From Mill Creek Elementary to Hickman High School, the death of Officer Molly Bowden has inspired an outpouring of support from students and faculty throughout Columbia.
Handmade cards from elementary classes, banners with student messages of appreciation for the police and weeklong fund-raisers for the Officer Down Fund are some of the contributions that have grown from some of the community’s youngest members.
Students at Midway Heights Elementary, where Bowden attended fifth and sixth grade, have created cards and letters for the Bowden family since the Jan. 10 shooting. Many feel a close connection to Bowden’s parents, David and Beverly Thomas, who are residents of the Midway Heights neighborhood.
Principal Linda Klopfenstein, who is also a neighbor of the family, said many of her students plan to attend the funeral Tuesday. The school’s student council is interested in creating an outdoor memorial for their fallen graduate.
JoNetta Weaver, principal of Shepard Boulevard Elementary, said the tragedy demonstrates why the community should value its law enforcement officers as heroes.
“Sometimes we’ve lost that sense of respect for those people that are putting themselves in front of us,” Weaver said. “That is the message I wanted to teach our children as a result of awareness of Molly. I hope the city of Columbia has a deeper appreciation for what police officers do every day and that they just don’t forget.”
Rather than initially responding with cards, flowers and other signs of care, some elementary school teachers are first having conversations in the classrooms and encouraging parents to discuss how to deal with tragic situations at home.

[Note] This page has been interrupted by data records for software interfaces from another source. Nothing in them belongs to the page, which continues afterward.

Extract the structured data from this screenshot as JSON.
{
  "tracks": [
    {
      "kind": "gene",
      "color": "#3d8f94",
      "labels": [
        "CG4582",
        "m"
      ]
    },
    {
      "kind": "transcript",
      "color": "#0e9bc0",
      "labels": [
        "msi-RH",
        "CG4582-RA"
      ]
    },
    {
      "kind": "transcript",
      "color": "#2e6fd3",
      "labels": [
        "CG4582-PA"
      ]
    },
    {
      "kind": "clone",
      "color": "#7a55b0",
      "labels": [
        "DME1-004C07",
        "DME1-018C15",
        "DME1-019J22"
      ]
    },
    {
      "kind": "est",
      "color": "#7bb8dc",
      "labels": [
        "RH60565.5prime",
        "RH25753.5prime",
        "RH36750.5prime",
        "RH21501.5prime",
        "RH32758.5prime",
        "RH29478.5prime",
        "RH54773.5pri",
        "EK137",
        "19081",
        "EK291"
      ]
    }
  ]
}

Teachers at Rock Bridge Elementary are taking cues from their students by monitoring their reactions and responding with conversations while also having a counselor on hand, said Mary Korth-Lloyd, the school’s principal.
At Shepard, Weaver sent out a “Call to Action” to all parents giving them the responsibility to talk to their children about possible community contributions.

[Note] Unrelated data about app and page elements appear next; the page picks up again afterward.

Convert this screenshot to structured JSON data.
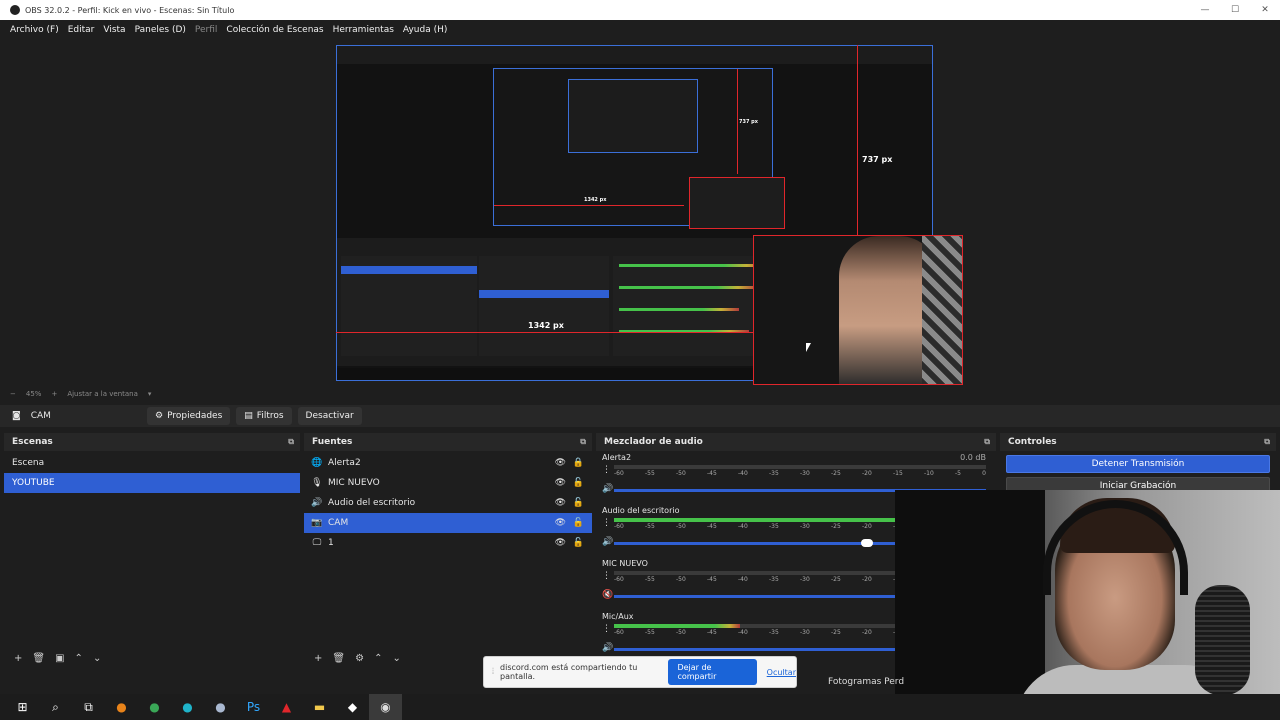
{
  "window": {
    "title": "OBS 32.0.2 - Perfil: Kick en vivo - Escenas: Sin Título",
    "controls": [
      "—",
      "☐",
      "✕"
    ]
  },
  "menu": [
    {
      "label": "Archivo (F)",
      "enabled": true
    },
    {
      "label": "Editar",
      "enabled": true
    },
    {
      "label": "Vista",
      "enabled": true
    },
    {
      "label": "Paneles (D)",
      "enabled": true
    },
    {
      "label": "Perfil",
      "enabled": false
    },
    {
      "label": "Colección de Escenas",
      "enabled": true
    },
    {
      "label": "Herramientas",
      "enabled": true
    },
    {
      "label": "Ayuda (H)",
      "enabled": true
    }
  ],
  "preview": {
    "height_label": "737 px",
    "width_label": "1342 px",
    "nested_label": "737 px",
    "nested_width_label": "1342 px"
  },
  "zoom": {
    "minus": "−",
    "value": "45%",
    "plus": "+",
    "fit_label": "Ajustar a la ventana"
  },
  "source_toolbar": {
    "source_name": "CAM",
    "properties": "Propiedades",
    "filters": "Filtros",
    "deactivate": "Desactivar"
  },
  "scenes": {
    "title": "Escenas",
    "items": [
      {
        "label": "Escena",
        "selected": false
      },
      {
        "label": "YOUTUBE",
        "selected": true
      }
    ]
  },
  "sources": {
    "title": "Fuentes",
    "items": [
      {
        "label": "Alerta2",
        "icon": "globe-icon",
        "glyph": "🌐",
        "selected": false,
        "locked": true
      },
      {
        "label": "MIC NUEVO",
        "icon": "microphone-icon",
        "glyph": "🎙",
        "selected": false,
        "locked": false
      },
      {
        "label": "Audio del escritorio",
        "icon": "speaker-icon",
        "glyph": "🔊",
        "selected": false,
        "locked": false
      },
      {
        "label": "CAM",
        "icon": "camera-icon",
        "glyph": "📷",
        "selected": true,
        "locked": false
      },
      {
        "label": "1",
        "icon": "monitor-icon",
        "glyph": "🖵",
        "selected": false,
        "locked": false
      }
    ]
  },
  "mixer": {
    "title": "Mezclador de audio",
    "ticks": [
      "-60",
      "-55",
      "-50",
      "-45",
      "-40",
      "-35",
      "-30",
      "-25",
      "-20",
      "-15",
      "-10",
      "-5",
      "0"
    ],
    "channels": [
      {
        "name": "Alerta2",
        "db": "0.0 dB",
        "level": 0.0,
        "volume": 1.0,
        "muted": false
      },
      {
        "name": "Audio del escritorio",
        "db": "",
        "level": 0.94,
        "volume": 0.68,
        "muted": false
      },
      {
        "name": "MIC NUEVO",
        "db": "",
        "level": 0.0,
        "volume": 1.0,
        "muted": true
      },
      {
        "name": "Mic/Aux",
        "db": "",
        "level": 0.34,
        "volume": 1.0,
        "muted": false
      }
    ]
  },
  "controls": {
    "title": "Controles",
    "stop_stream": "Detener Transmisión",
    "start_recording": "Iniciar Grabación"
  },
  "share_notice": {
    "text": "discord.com está compartiendo tu pantalla.",
    "stop": "Dejar de compartir",
    "hide": "Ocultar"
  },
  "status": {
    "frames_label": "Fotogramas Perd"
  },
  "taskbar": {
    "items": [
      {
        "name": "start-icon",
        "glyph": "⊞",
        "color": "#ffffff"
      },
      {
        "name": "search-icon",
        "glyph": "⌕",
        "color": "#ffffff"
      },
      {
        "name": "task-view-icon",
        "glyph": "⧉",
        "color": "#ffffff"
      },
      {
        "name": "firefox-icon",
        "glyph": "●",
        "color": "#e8831a"
      },
      {
        "name": "chrome-icon",
        "glyph": "●",
        "color": "#3aa757"
      },
      {
        "name": "edge-icon",
        "glyph": "●",
        "color": "#1fb3c9"
      },
      {
        "name": "steam-icon",
        "glyph": "●",
        "color": "#a9b8d0"
      },
      {
        "name": "photoshop-icon",
        "glyph": "Ps",
        "color": "#31a8ff"
      },
      {
        "name": "davinci-icon",
        "glyph": "▲",
        "color": "#e0262b"
      },
      {
        "name": "file-explorer-icon",
        "glyph": "▬",
        "color": "#f2c94c"
      },
      {
        "name": "app-icon",
        "glyph": "◆",
        "color": "#ffffff"
      },
      {
        "name": "obs-icon",
        "glyph": "◉",
        "color": "#dddddd",
        "active": true
      }
    ]
  }
}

In addition to grieving for Bowden, schools are also focusing on making their own student resource officers, drug prevention officers and police representatives a strong part of students’ everyday lives.
At Oakland Junior High, many students have sent sympathy cards to their resource officer, Linda Fincham, and bought tickets for Saturday’s benefit barbecue for the Officer Down Fund.

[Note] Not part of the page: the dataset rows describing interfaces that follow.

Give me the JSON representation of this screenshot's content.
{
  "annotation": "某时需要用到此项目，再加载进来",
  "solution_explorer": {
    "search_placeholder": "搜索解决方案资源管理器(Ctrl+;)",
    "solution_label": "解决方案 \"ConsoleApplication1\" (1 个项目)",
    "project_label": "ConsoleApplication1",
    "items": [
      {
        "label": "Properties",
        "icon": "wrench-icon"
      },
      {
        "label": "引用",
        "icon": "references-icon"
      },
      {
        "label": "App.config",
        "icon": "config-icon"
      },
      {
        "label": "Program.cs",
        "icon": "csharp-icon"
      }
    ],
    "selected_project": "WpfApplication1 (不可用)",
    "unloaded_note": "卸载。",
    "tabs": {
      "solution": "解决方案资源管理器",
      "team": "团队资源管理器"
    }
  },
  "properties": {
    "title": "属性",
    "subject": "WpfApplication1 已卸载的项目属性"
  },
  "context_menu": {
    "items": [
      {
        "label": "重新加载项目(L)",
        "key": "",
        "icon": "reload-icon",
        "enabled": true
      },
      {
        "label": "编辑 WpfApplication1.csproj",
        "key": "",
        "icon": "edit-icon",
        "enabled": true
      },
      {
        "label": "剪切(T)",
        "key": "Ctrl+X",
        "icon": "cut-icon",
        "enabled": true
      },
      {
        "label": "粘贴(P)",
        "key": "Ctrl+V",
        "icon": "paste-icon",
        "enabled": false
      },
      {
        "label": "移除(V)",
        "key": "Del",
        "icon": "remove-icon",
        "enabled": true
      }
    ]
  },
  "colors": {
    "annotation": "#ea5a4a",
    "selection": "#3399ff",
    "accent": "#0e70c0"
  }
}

Mill Creek Elementary is also collecting money from its students and parents to donate to the Officer Down Fund in the name of their Drug Abuse Resistance Education officer, Melvin Buckner. Mill Creek fifth-graders will also make posters to put on display at The Scoop ice cream parlor to serve as community reminders to donate.
Students and teachers at Lange Middle School felt the death of Bowden on a more personal level — Bowden’s husband, Corey, is the school’s new student resource officer.
Principal Tom Schlimpert wants his students to understand that as members of a larger community, they have a moral obligation to support police officers.
“I think a tragedy like this has a sobering effect on the community,” he said. “We live in a pristine world and a wonderful community. Individuals who have personal issues take a piece from all of us. It makes us sit back and look around us, and to support those individuals.”